Bathroom ideas include two painted lines on the wall, which are a continuation of those in the kitchen, adding a modern but fun touch.
Once plain and minimal, the apartment is now a delightful symphony of color and print. Combined with the client's own furnishings and artwork, the antiques sourced alongside Kate’s eclectic and visionary use of pattern have brought a soulful and authentic sense of energy to this north London bolthole.
Interior design/ Kate Guinness Design
Photography/ James McDonald
Text/ Juliet Benning
Interiors have always been Vivienne's passion – from bold and bright to Scandi white. After studying at Leeds University, she worked at the Financial Times, before moving to Radio Times. She did an interior design course and then worked for Homes & Gardens, Country Living and House Beautiful. Vivienne’s always enjoyed reader homes and loves to spot a house she knows is perfect for a magazine (she has even knocked on the doors of houses with curb appeal!), so she became a houses editor, commissioning reader homes, writing features and styling and art directing photo shoots. She worked on Country Homes & Interiors for 15 years, before returning to Homes & Gardens as houses editor four years ago.

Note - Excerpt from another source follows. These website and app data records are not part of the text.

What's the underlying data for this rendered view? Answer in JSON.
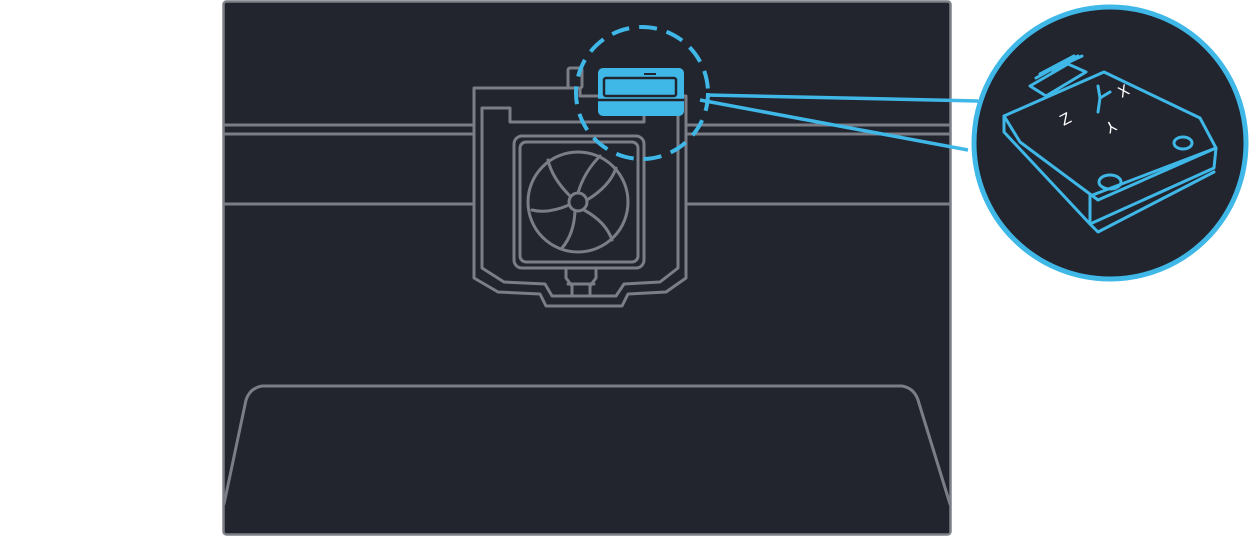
{
  "illustration": {
    "colors": {
      "panel_bg": "#22242e",
      "panel_border": "#7e8088",
      "line": "#7b7e86",
      "accent": "#3fb8e8",
      "white": "#ffffff"
    },
    "subject": {
      "printer_head": "print-head-with-fan",
      "highlighted_part": "accelerometer-sensor",
      "callout": "magnified-view"
    },
    "axis_labels": {
      "x": "X",
      "y": "Y",
      "z": "Z"
    }
  }
}
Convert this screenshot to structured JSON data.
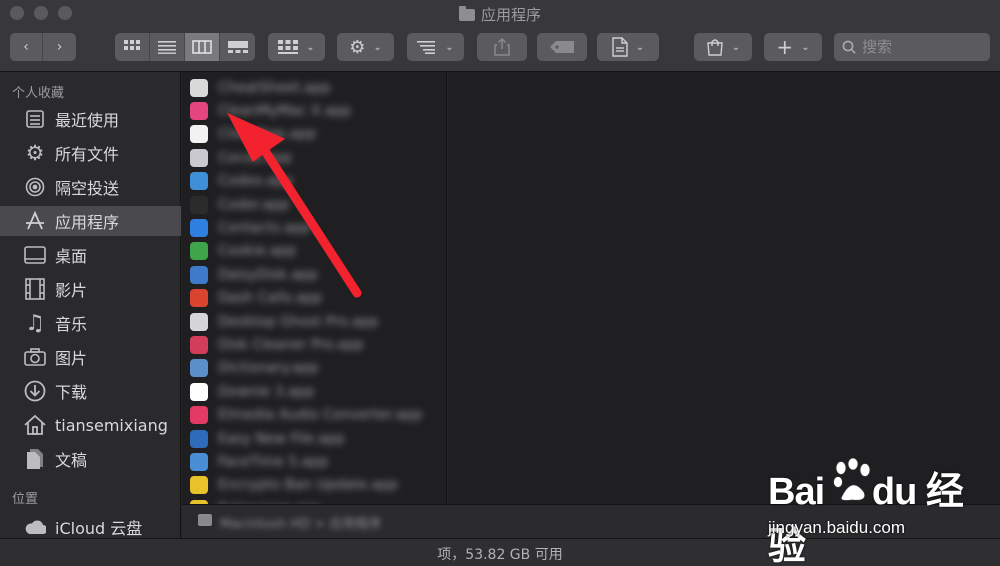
{
  "window": {
    "title": "应用程序"
  },
  "toolbar": {
    "search_placeholder": "搜索"
  },
  "sidebar": {
    "favorites_title": "个人收藏",
    "locations_title": "位置",
    "items": [
      {
        "label": "最近使用",
        "icon": "recents-icon"
      },
      {
        "label": "所有文件",
        "icon": "gear-icon"
      },
      {
        "label": "隔空投送",
        "icon": "airdrop-icon"
      },
      {
        "label": "应用程序",
        "icon": "applications-icon",
        "selected": true
      },
      {
        "label": "桌面",
        "icon": "desktop-icon"
      },
      {
        "label": "影片",
        "icon": "film-icon"
      },
      {
        "label": "音乐",
        "icon": "music-icon"
      },
      {
        "label": "图片",
        "icon": "camera-icon"
      },
      {
        "label": "下载",
        "icon": "download-icon"
      },
      {
        "label": "tiansemixiang",
        "icon": "home-icon"
      },
      {
        "label": "文稿",
        "icon": "documents-icon"
      }
    ],
    "locations": [
      {
        "label": "iCloud 云盘",
        "icon": "cloud-icon"
      }
    ]
  },
  "files": [
    {
      "name": "CheatSheet.app",
      "color": "#d9d9d9"
    },
    {
      "name": "CleanMyMac X.app",
      "color": "#e4457f"
    },
    {
      "name": "CloudApp.app",
      "color": "#f2f2f2"
    },
    {
      "name": "Cocoa.app",
      "color": "#c9c9cf"
    },
    {
      "name": "Codeo.app",
      "color": "#3f8fd6"
    },
    {
      "name": "Coder.app",
      "color": "#2b2b2b"
    },
    {
      "name": "Contacts.app",
      "color": "#2f7fe0"
    },
    {
      "name": "Cookie.app",
      "color": "#3fa54a"
    },
    {
      "name": "DaisyDisk.app",
      "color": "#3f79c9"
    },
    {
      "name": "Dash Calls.app",
      "color": "#d8442e"
    },
    {
      "name": "Desktop Ghost Pro.app",
      "color": "#d6d6da"
    },
    {
      "name": "Disk Cleaner Pro.app",
      "color": "#d23d5a"
    },
    {
      "name": "Dictionary.app",
      "color": "#5a8fc7"
    },
    {
      "name": "Downie 3.app",
      "color": "#ffffff"
    },
    {
      "name": "Elmedia Audio Converter.app",
      "color": "#e23a63"
    },
    {
      "name": "Easy New File.app",
      "color": "#2e6bb8"
    },
    {
      "name": "FaceTime 5.app",
      "color": "#4a8fd6"
    },
    {
      "name": "Encrypto Ban Update.app",
      "color": "#e8c22a"
    },
    {
      "name": "Entourage.app",
      "color": "#e8c22a"
    }
  ],
  "pathbar": {
    "text": "Macintosh HD > 应用程序"
  },
  "status": {
    "text": "项，53.82 GB 可用"
  },
  "watermark": {
    "url": "jingyan.baidu.com"
  }
}
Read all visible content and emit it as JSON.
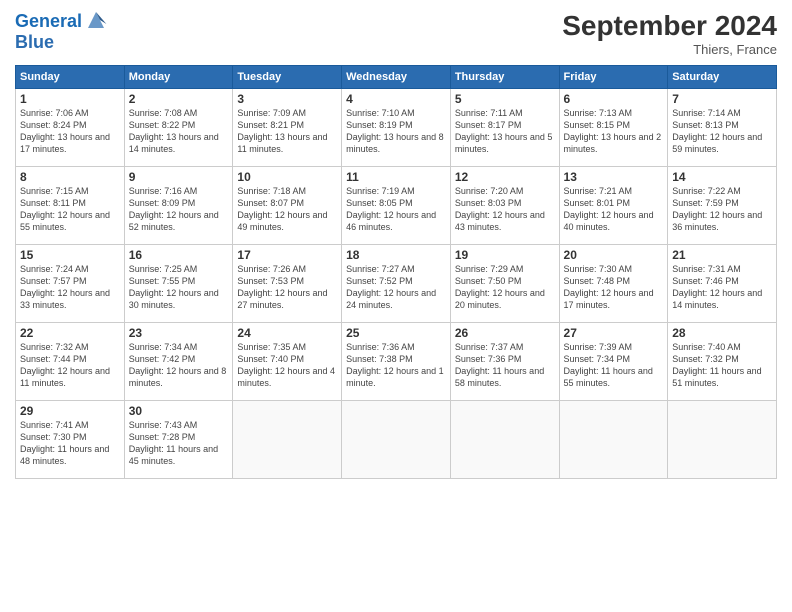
{
  "header": {
    "logo_line1": "General",
    "logo_line2": "Blue",
    "month": "September 2024",
    "location": "Thiers, France"
  },
  "days_of_week": [
    "Sunday",
    "Monday",
    "Tuesday",
    "Wednesday",
    "Thursday",
    "Friday",
    "Saturday"
  ],
  "weeks": [
    [
      {
        "day": "1",
        "info": "Sunrise: 7:06 AM\nSunset: 8:24 PM\nDaylight: 13 hours and 17 minutes."
      },
      {
        "day": "2",
        "info": "Sunrise: 7:08 AM\nSunset: 8:22 PM\nDaylight: 13 hours and 14 minutes."
      },
      {
        "day": "3",
        "info": "Sunrise: 7:09 AM\nSunset: 8:21 PM\nDaylight: 13 hours and 11 minutes."
      },
      {
        "day": "4",
        "info": "Sunrise: 7:10 AM\nSunset: 8:19 PM\nDaylight: 13 hours and 8 minutes."
      },
      {
        "day": "5",
        "info": "Sunrise: 7:11 AM\nSunset: 8:17 PM\nDaylight: 13 hours and 5 minutes."
      },
      {
        "day": "6",
        "info": "Sunrise: 7:13 AM\nSunset: 8:15 PM\nDaylight: 13 hours and 2 minutes."
      },
      {
        "day": "7",
        "info": "Sunrise: 7:14 AM\nSunset: 8:13 PM\nDaylight: 12 hours and 59 minutes."
      }
    ],
    [
      {
        "day": "8",
        "info": "Sunrise: 7:15 AM\nSunset: 8:11 PM\nDaylight: 12 hours and 55 minutes."
      },
      {
        "day": "9",
        "info": "Sunrise: 7:16 AM\nSunset: 8:09 PM\nDaylight: 12 hours and 52 minutes."
      },
      {
        "day": "10",
        "info": "Sunrise: 7:18 AM\nSunset: 8:07 PM\nDaylight: 12 hours and 49 minutes."
      },
      {
        "day": "11",
        "info": "Sunrise: 7:19 AM\nSunset: 8:05 PM\nDaylight: 12 hours and 46 minutes."
      },
      {
        "day": "12",
        "info": "Sunrise: 7:20 AM\nSunset: 8:03 PM\nDaylight: 12 hours and 43 minutes."
      },
      {
        "day": "13",
        "info": "Sunrise: 7:21 AM\nSunset: 8:01 PM\nDaylight: 12 hours and 40 minutes."
      },
      {
        "day": "14",
        "info": "Sunrise: 7:22 AM\nSunset: 7:59 PM\nDaylight: 12 hours and 36 minutes."
      }
    ],
    [
      {
        "day": "15",
        "info": "Sunrise: 7:24 AM\nSunset: 7:57 PM\nDaylight: 12 hours and 33 minutes."
      },
      {
        "day": "16",
        "info": "Sunrise: 7:25 AM\nSunset: 7:55 PM\nDaylight: 12 hours and 30 minutes."
      },
      {
        "day": "17",
        "info": "Sunrise: 7:26 AM\nSunset: 7:53 PM\nDaylight: 12 hours and 27 minutes."
      },
      {
        "day": "18",
        "info": "Sunrise: 7:27 AM\nSunset: 7:52 PM\nDaylight: 12 hours and 24 minutes."
      },
      {
        "day": "19",
        "info": "Sunrise: 7:29 AM\nSunset: 7:50 PM\nDaylight: 12 hours and 20 minutes."
      },
      {
        "day": "20",
        "info": "Sunrise: 7:30 AM\nSunset: 7:48 PM\nDaylight: 12 hours and 17 minutes."
      },
      {
        "day": "21",
        "info": "Sunrise: 7:31 AM\nSunset: 7:46 PM\nDaylight: 12 hours and 14 minutes."
      }
    ],
    [
      {
        "day": "22",
        "info": "Sunrise: 7:32 AM\nSunset: 7:44 PM\nDaylight: 12 hours and 11 minutes."
      },
      {
        "day": "23",
        "info": "Sunrise: 7:34 AM\nSunset: 7:42 PM\nDaylight: 12 hours and 8 minutes."
      },
      {
        "day": "24",
        "info": "Sunrise: 7:35 AM\nSunset: 7:40 PM\nDaylight: 12 hours and 4 minutes."
      },
      {
        "day": "25",
        "info": "Sunrise: 7:36 AM\nSunset: 7:38 PM\nDaylight: 12 hours and 1 minute."
      },
      {
        "day": "26",
        "info": "Sunrise: 7:37 AM\nSunset: 7:36 PM\nDaylight: 11 hours and 58 minutes."
      },
      {
        "day": "27",
        "info": "Sunrise: 7:39 AM\nSunset: 7:34 PM\nDaylight: 11 hours and 55 minutes."
      },
      {
        "day": "28",
        "info": "Sunrise: 7:40 AM\nSunset: 7:32 PM\nDaylight: 11 hours and 51 minutes."
      }
    ],
    [
      {
        "day": "29",
        "info": "Sunrise: 7:41 AM\nSunset: 7:30 PM\nDaylight: 11 hours and 48 minutes."
      },
      {
        "day": "30",
        "info": "Sunrise: 7:43 AM\nSunset: 7:28 PM\nDaylight: 11 hours and 45 minutes."
      },
      {
        "day": "",
        "info": ""
      },
      {
        "day": "",
        "info": ""
      },
      {
        "day": "",
        "info": ""
      },
      {
        "day": "",
        "info": ""
      },
      {
        "day": "",
        "info": ""
      }
    ]
  ]
}
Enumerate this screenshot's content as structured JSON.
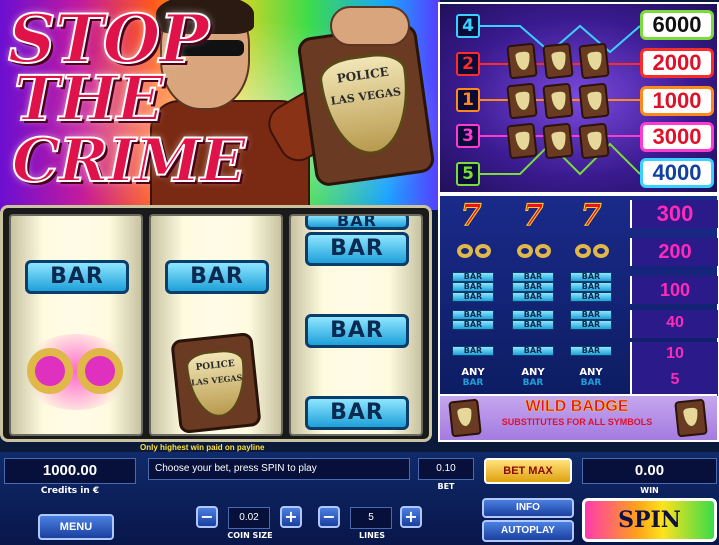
{
  "title": {
    "line1": "STOP",
    "line2": "THE",
    "line3": "CRIME"
  },
  "badge_text": {
    "top": "POLICE",
    "bottom": "LAS VEGAS"
  },
  "reels": {
    "bar_label": "BAR",
    "payline_note": "Only highest win paid on payline"
  },
  "paylines": [
    {
      "number": "4",
      "win": "6000",
      "color": "#3ad0ff"
    },
    {
      "number": "2",
      "win": "2000",
      "color": "#ff2a2a"
    },
    {
      "number": "1",
      "win": "1000",
      "color": "#ff8a1a"
    },
    {
      "number": "3",
      "win": "3000",
      "color": "#ff3ad0"
    },
    {
      "number": "5",
      "win": "4000",
      "color": "#7adc3a"
    }
  ],
  "paytable": {
    "rows": [
      {
        "symbol": "seven",
        "label": "7",
        "pay": "300"
      },
      {
        "symbol": "cuffs",
        "label": "",
        "pay": "200"
      },
      {
        "symbol": "triple-bar",
        "label": "BAR",
        "pay": "100"
      },
      {
        "symbol": "double-bar",
        "label": "BAR",
        "pay": "40"
      },
      {
        "symbol": "single-bar",
        "label": "BAR",
        "pay": "10"
      },
      {
        "symbol": "any-bar",
        "label": "ANY",
        "sub": "BAR",
        "pay": "5"
      }
    ],
    "wild_title": "WILD BADGE",
    "wild_sub": "SUBSTITUTES FOR ALL SYMBOLS"
  },
  "controls": {
    "credits_value": "1000.00",
    "credits_label": "Credits in €",
    "message": "Choose your bet, press SPIN to play",
    "bet_value": "0.10",
    "bet_label": "BET",
    "bet_max": "BET MAX",
    "win_value": "0.00",
    "win_label": "WIN",
    "menu": "MENU",
    "coin_size_value": "0.02",
    "coin_size_label": "COIN SIZE",
    "lines_value": "5",
    "lines_label": "LINES",
    "minus": "−",
    "plus": "+",
    "info": "INFO",
    "autoplay": "AUTOPLAY",
    "spin": "SPIN"
  }
}
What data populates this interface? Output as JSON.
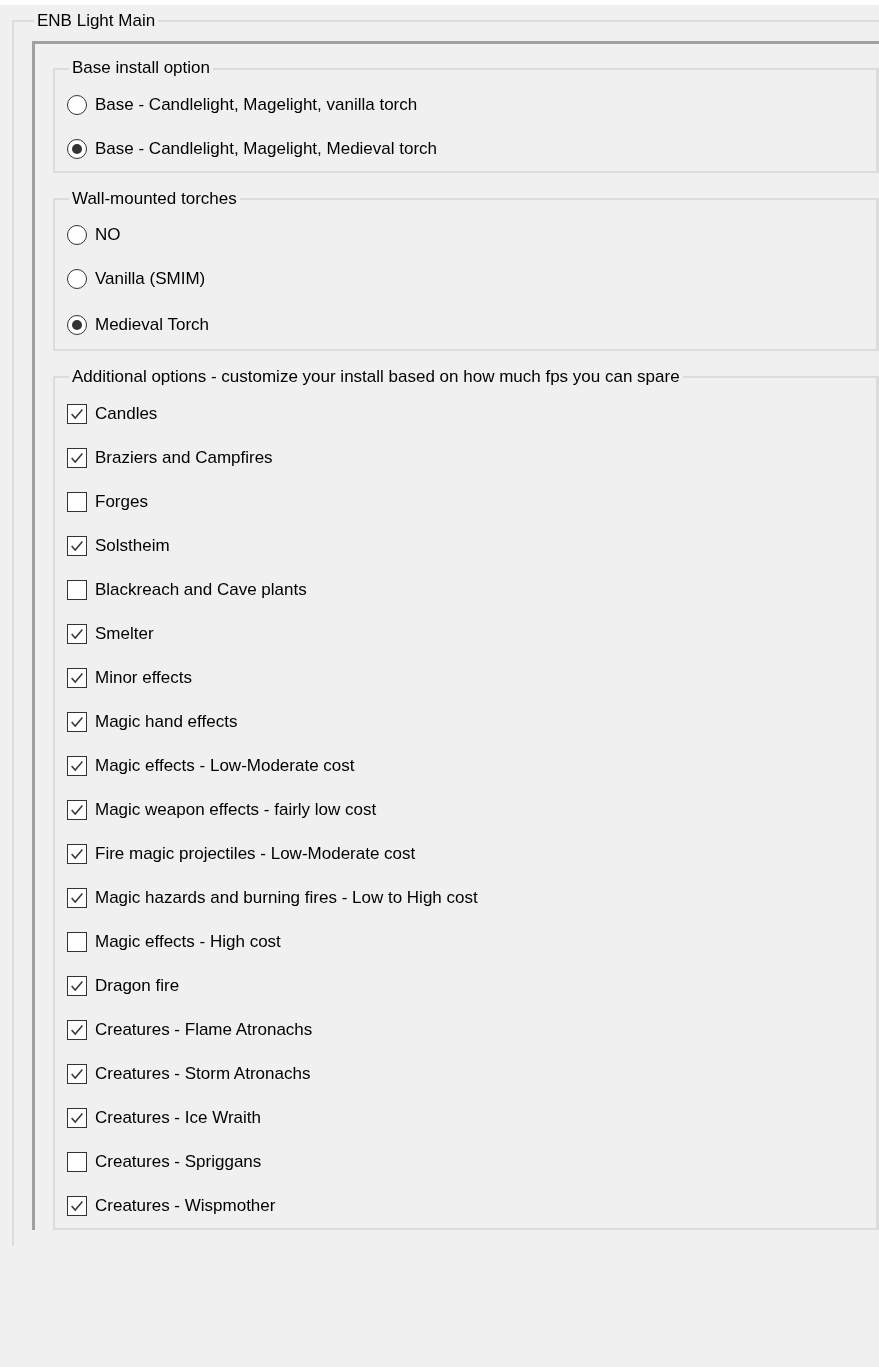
{
  "group": {
    "title": "ENB Light Main",
    "sections": [
      {
        "title": "Base install option",
        "kind": "radio",
        "options": [
          {
            "label": "Base - Candlelight, Magelight, vanilla torch",
            "selected": false
          },
          {
            "label": "Base - Candlelight, Magelight, Medieval torch",
            "selected": true
          }
        ]
      },
      {
        "title": "Wall-mounted torches",
        "kind": "radio",
        "options": [
          {
            "label": "NO",
            "selected": false
          },
          {
            "label": "Vanilla (SMIM)",
            "selected": false
          },
          {
            "label": "Medieval Torch",
            "selected": true
          }
        ]
      },
      {
        "title": "Additional options - customize your install based on how much fps you can spare",
        "kind": "checkbox",
        "options": [
          {
            "label": "Candles",
            "checked": true
          },
          {
            "label": "Braziers and Campfires",
            "checked": true
          },
          {
            "label": "Forges",
            "checked": false
          },
          {
            "label": "Solstheim",
            "checked": true
          },
          {
            "label": "Blackreach and Cave plants",
            "checked": false
          },
          {
            "label": "Smelter",
            "checked": true
          },
          {
            "label": "Minor effects",
            "checked": true
          },
          {
            "label": "Magic hand effects",
            "checked": true
          },
          {
            "label": "Magic effects - Low-Moderate cost",
            "checked": true
          },
          {
            "label": "Magic weapon effects - fairly low cost",
            "checked": true
          },
          {
            "label": "Fire magic projectiles - Low-Moderate cost",
            "checked": true
          },
          {
            "label": "Magic hazards and burning fires - Low to High cost",
            "checked": true
          },
          {
            "label": "Magic effects - High cost",
            "checked": false
          },
          {
            "label": "Dragon fire",
            "checked": true
          },
          {
            "label": "Creatures - Flame Atronachs",
            "checked": true
          },
          {
            "label": "Creatures - Storm Atronachs",
            "checked": true
          },
          {
            "label": "Creatures - Ice Wraith",
            "checked": true
          },
          {
            "label": "Creatures - Spriggans",
            "checked": false
          },
          {
            "label": "Creatures - Wispmother",
            "checked": true
          }
        ]
      }
    ]
  }
}
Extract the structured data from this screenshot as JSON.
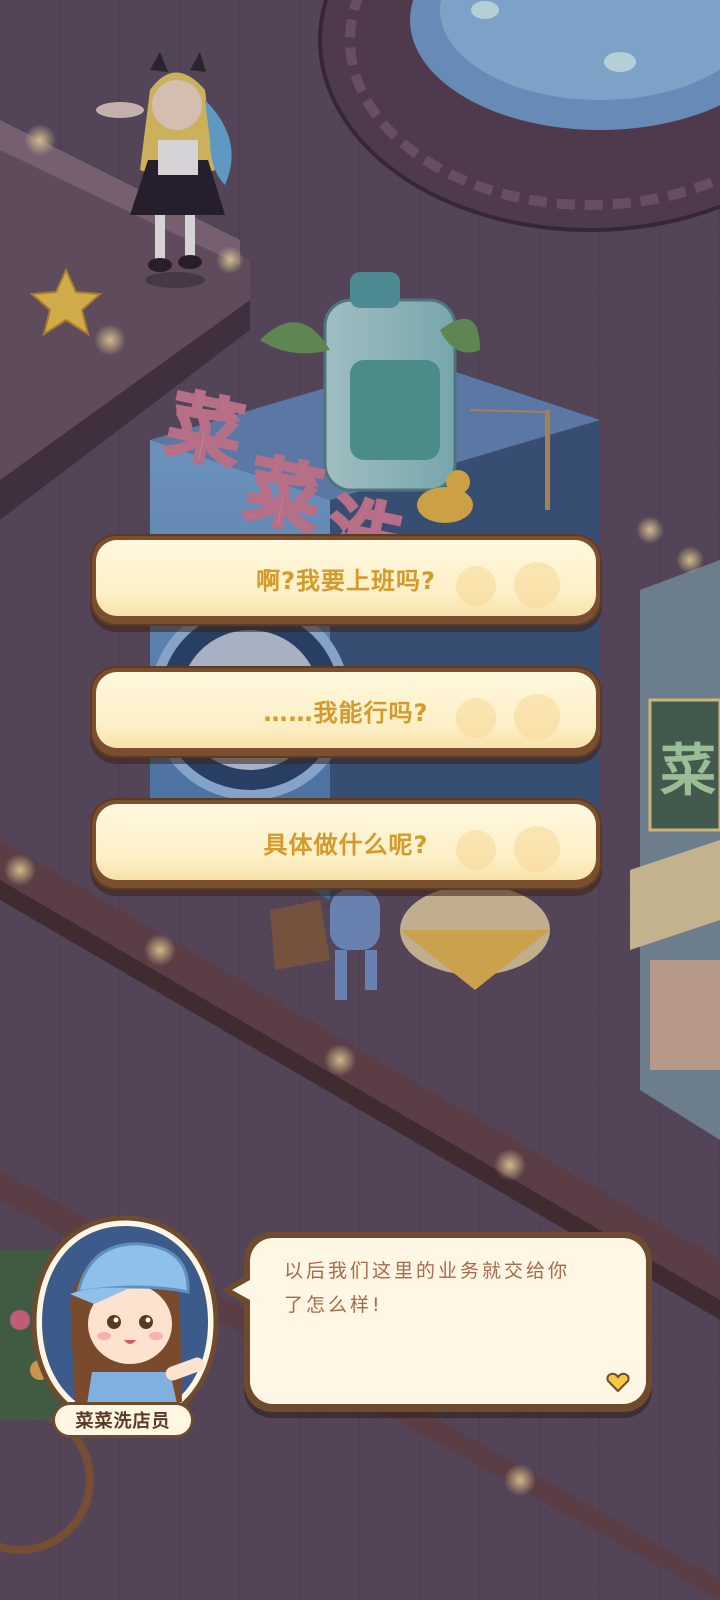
{
  "choices": [
    {
      "label": "啊?我要上班吗?"
    },
    {
      "label": "……我能行吗?"
    },
    {
      "label": "具体做什么呢?"
    }
  ],
  "dialog": {
    "speaker": "菜菜洗店员",
    "text_line1": "以后我们这里的业务就交给你",
    "text_line2": "了怎么样!"
  },
  "colors": {
    "choice_text": "#d49a2b",
    "dialog_text": "#a9684d",
    "frame_brown": "#6e4a2e",
    "cream": "#fff7e3"
  },
  "scene": {
    "sign_chars": [
      "菜",
      "菜",
      "洗"
    ],
    "shop_sign_char": "菜"
  }
}
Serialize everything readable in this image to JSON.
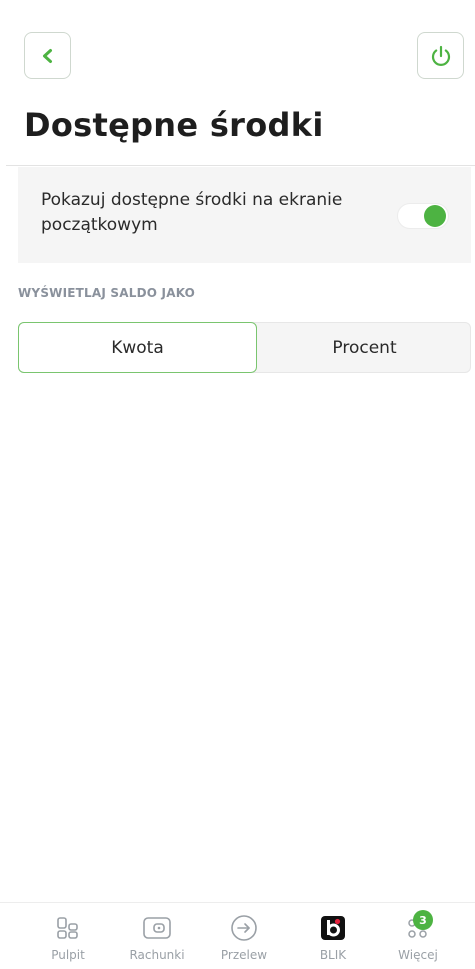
{
  "header": {
    "back_icon": "chevron-left-icon",
    "power_icon": "power-icon",
    "title": "Dostępne środki"
  },
  "setting": {
    "label": "Pokazuj dostępne środki na ekranie początkowym",
    "toggle_on": true
  },
  "balance_display": {
    "section_label": "WYŚWIETLAJ SALDO JAKO",
    "options": [
      "Kwota",
      "Procent"
    ],
    "selected": "Kwota"
  },
  "bottom_nav": {
    "items": [
      {
        "label": "Pulpit",
        "icon": "dashboard-icon"
      },
      {
        "label": "Rachunki",
        "icon": "wallet-icon"
      },
      {
        "label": "Przelew",
        "icon": "transfer-icon"
      },
      {
        "label": "BLIK",
        "icon": "blik-icon"
      },
      {
        "label": "Więcej",
        "icon": "more-icon",
        "badge": "3"
      }
    ]
  },
  "colors": {
    "accent": "#4db342",
    "icon_gray": "#9aa0a6",
    "card_bg": "#f5f5f5"
  }
}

Inside Lloyd Wright’s West Hollywood studio and residence – a timeless celebration of Southern California
The architect's landmark home includes a studio and signature interlocking concrete blocks with a Joshua tree motif
By Megan Slack • Published
What is the best thing to clean a mattress with? These expert tips are foolproof
Sleep experts reveal the best thing to clean a mattress with for speedy results and a long-lasting clean
By Millie Hurst • Published